Sabbir Khan’s Heropanti sets itself in the Jatland of khap panchayats and honour killings. When local goon Chaudhary’s (Prakashraj) older daughter Renu elopes on her wedding night with Rakesh, all the male members of the family grab their guns and lathis and set off in search of her, clear that once she is found she will be killed.
The thugs first round up Rakesh’s friends, including Bablu (Tiger Shroff) who is repeatedly accused of doing Heropanti to which he has the same standard reply: ‘doosron ko aati nahin; meri jaati nahin’ (Others don’t know how to; I don’t know how not to). There also no explanation why some NRI is also incarcerated with Rakesh’s three college friends and why, even when afforded the opportunity to escape, they never do!
Bablu falls in love with Chaudhary’s younger daughter Dimpy (Kriti Sanon) setting up the twist in this tale. Will she cross her father knowing the possible consequences, will Bablu whisk her away or will the father do the honorable thing? Prakashraj’s character as the conflicted father is the only one that is given layering.
This is exactly what a launch vehicle for a star kid looks – an introduction scene in which he bashes up a dozen guys single handedly while also utilizing all the equipment in a gym. Later on he gets to throw of his shirt (more than once) and show off a well-cultivated physique. He also leaps off buildings and flips around spaces. He has songs, dances and a romance, but these three departments are Tiger Shroff’s greatest weakness. He needs to work on his lips synch and feel the songs to be convincing. In scenes focused on Tiger, if it weren’t for the background music, I wouldn’t know what to feel. This Tiger does not have a roar, yet.

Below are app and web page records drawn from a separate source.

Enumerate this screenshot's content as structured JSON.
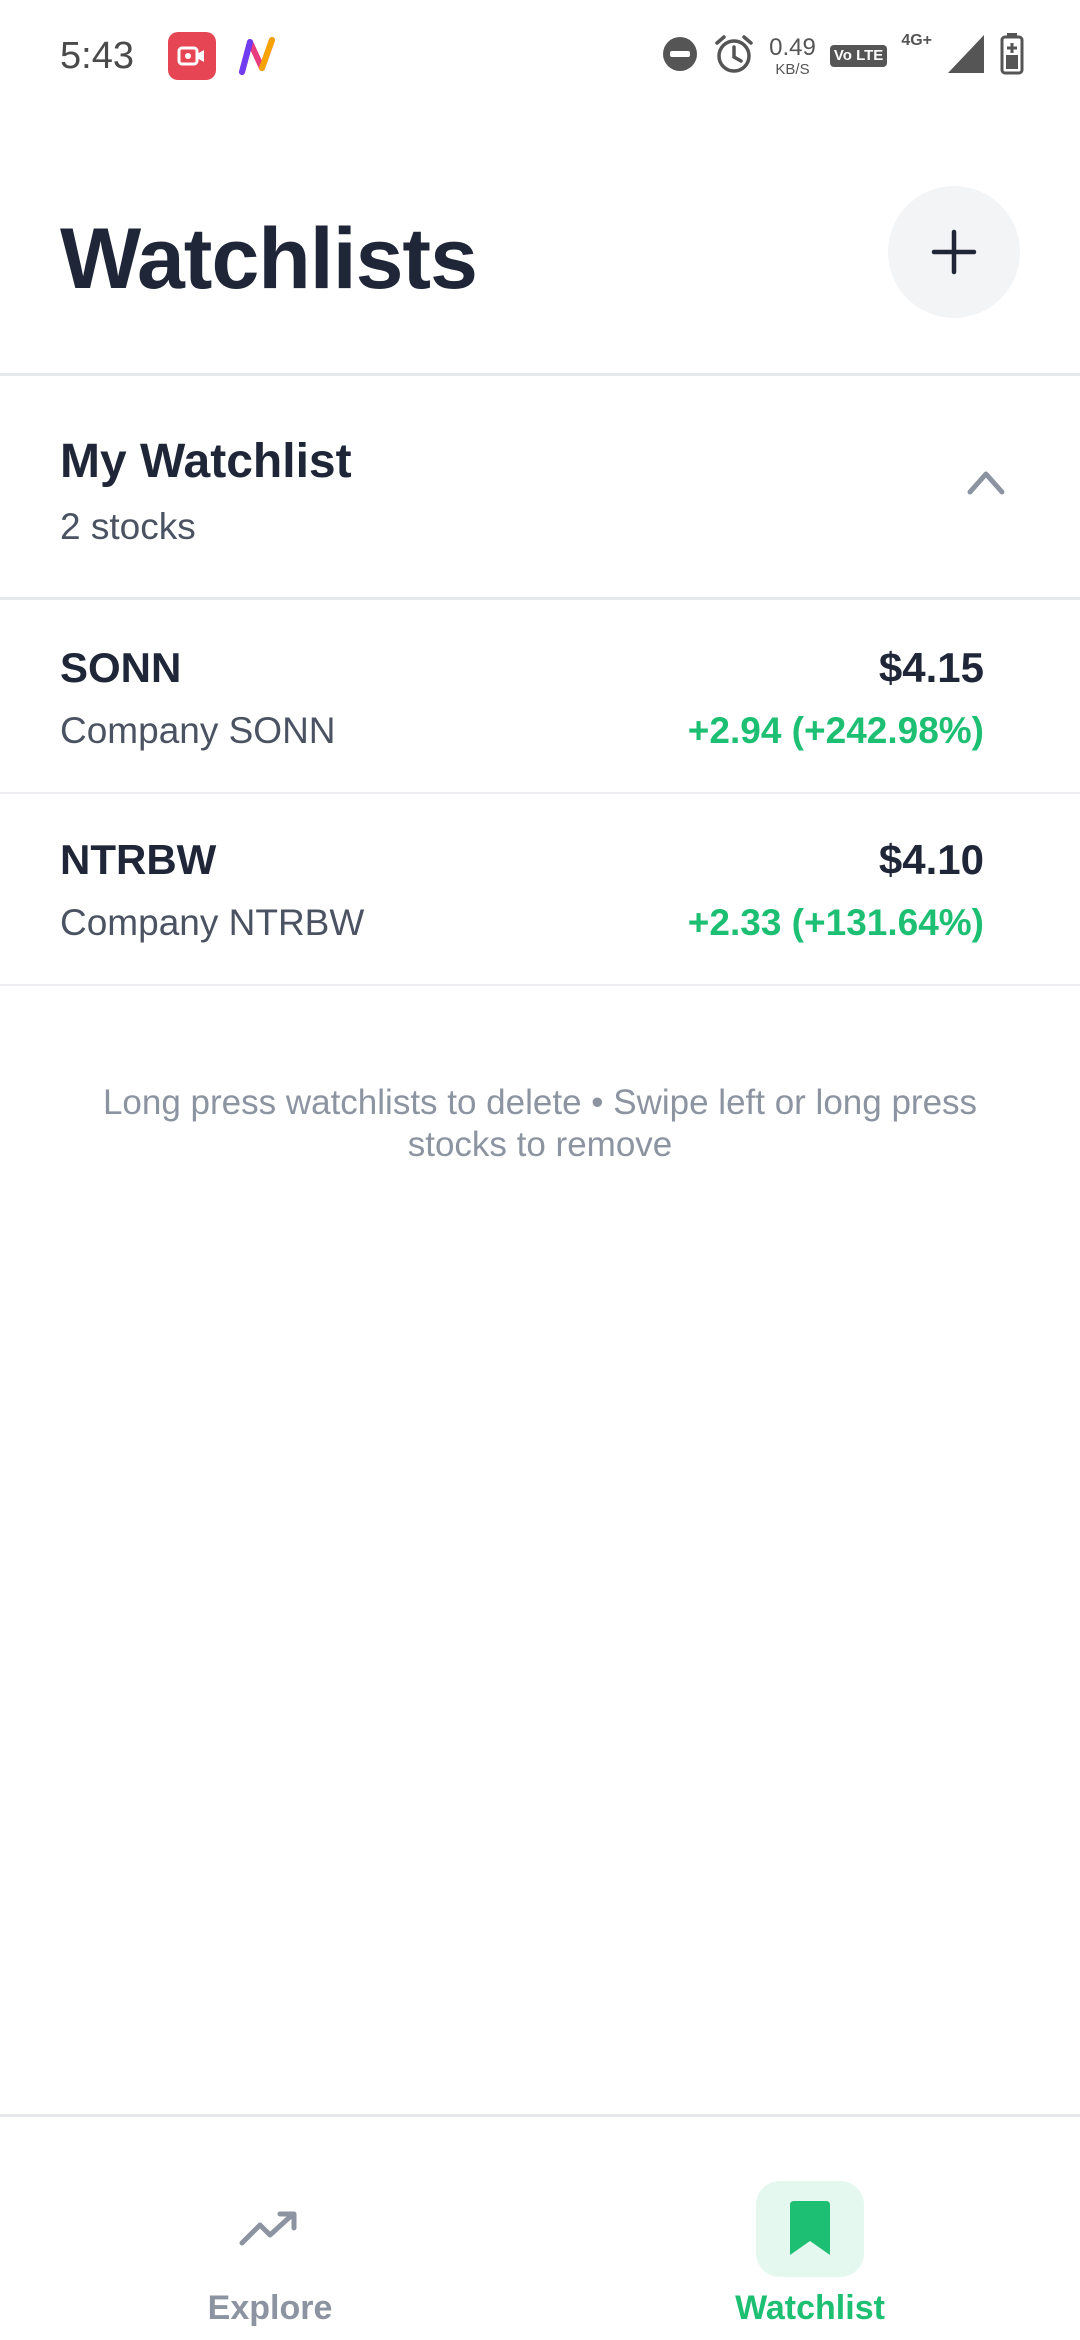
{
  "status_bar": {
    "time": "5:43",
    "net_speed_value": "0.49",
    "net_speed_unit": "KB/S",
    "volte_label": "Vo LTE",
    "network_type": "4G+",
    "icons": [
      "screen-recorder-icon",
      "app-n-icon",
      "do-not-disturb-icon",
      "alarm-icon",
      "volte-icon",
      "signal-icon",
      "battery-icon"
    ]
  },
  "header": {
    "title": "Watchlists",
    "add_button_icon": "plus-icon"
  },
  "watchlist": {
    "name": "My Watchlist",
    "count_label": "2 stocks",
    "expanded": true,
    "stocks": [
      {
        "symbol": "SONN",
        "company": "Company SONN",
        "price": "$4.15",
        "change": "+2.94 (+242.98%)"
      },
      {
        "symbol": "NTRBW",
        "company": "Company NTRBW",
        "price": "$4.10",
        "change": "+2.33 (+131.64%)"
      }
    ]
  },
  "hint_text": "Long press watchlists to delete • Swipe left or long press stocks to remove",
  "bottom_nav": {
    "items": [
      {
        "label": "Explore",
        "icon": "trending-up-icon",
        "active": false
      },
      {
        "label": "Watchlist",
        "icon": "bookmark-icon",
        "active": true
      }
    ]
  },
  "colors": {
    "accent": "#1dbf73",
    "text_primary": "#1e2637",
    "text_secondary": "#4b5363",
    "muted": "#8c93a1",
    "active_nav_bg": "#e4f8ef"
  }
}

Sanon simply adds eye-candy to this shallow work. The chemistry between her and Tiger is as combustible as trying to light a match in the rain.
Heropanti is only marginally more engaging than Khan’s earlier debacle, Kambakkht Ishq.

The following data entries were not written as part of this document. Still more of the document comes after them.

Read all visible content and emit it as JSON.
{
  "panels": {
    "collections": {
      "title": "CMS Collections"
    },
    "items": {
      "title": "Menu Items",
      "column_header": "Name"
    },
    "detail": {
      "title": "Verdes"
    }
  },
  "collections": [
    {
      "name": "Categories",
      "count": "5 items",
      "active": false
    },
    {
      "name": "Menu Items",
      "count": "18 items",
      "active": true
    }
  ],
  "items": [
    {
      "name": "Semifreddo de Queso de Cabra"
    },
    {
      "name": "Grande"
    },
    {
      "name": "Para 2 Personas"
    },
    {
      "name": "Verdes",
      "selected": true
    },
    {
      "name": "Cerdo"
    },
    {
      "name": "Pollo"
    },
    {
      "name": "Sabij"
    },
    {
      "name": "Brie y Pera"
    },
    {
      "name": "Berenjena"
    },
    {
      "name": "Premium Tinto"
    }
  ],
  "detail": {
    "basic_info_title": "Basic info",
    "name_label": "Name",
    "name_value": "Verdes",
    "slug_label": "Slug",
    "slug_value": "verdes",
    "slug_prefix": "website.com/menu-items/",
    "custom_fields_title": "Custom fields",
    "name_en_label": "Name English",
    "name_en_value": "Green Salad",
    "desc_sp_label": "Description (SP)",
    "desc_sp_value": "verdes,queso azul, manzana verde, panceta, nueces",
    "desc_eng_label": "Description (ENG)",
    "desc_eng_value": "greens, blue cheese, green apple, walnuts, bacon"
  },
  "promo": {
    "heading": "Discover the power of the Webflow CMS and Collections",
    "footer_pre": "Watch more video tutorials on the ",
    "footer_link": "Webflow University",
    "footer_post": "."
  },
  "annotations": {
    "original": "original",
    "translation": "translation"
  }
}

I would like to see Vidyut Jamval and Tiger Shroff in an action movie face off! Any takers?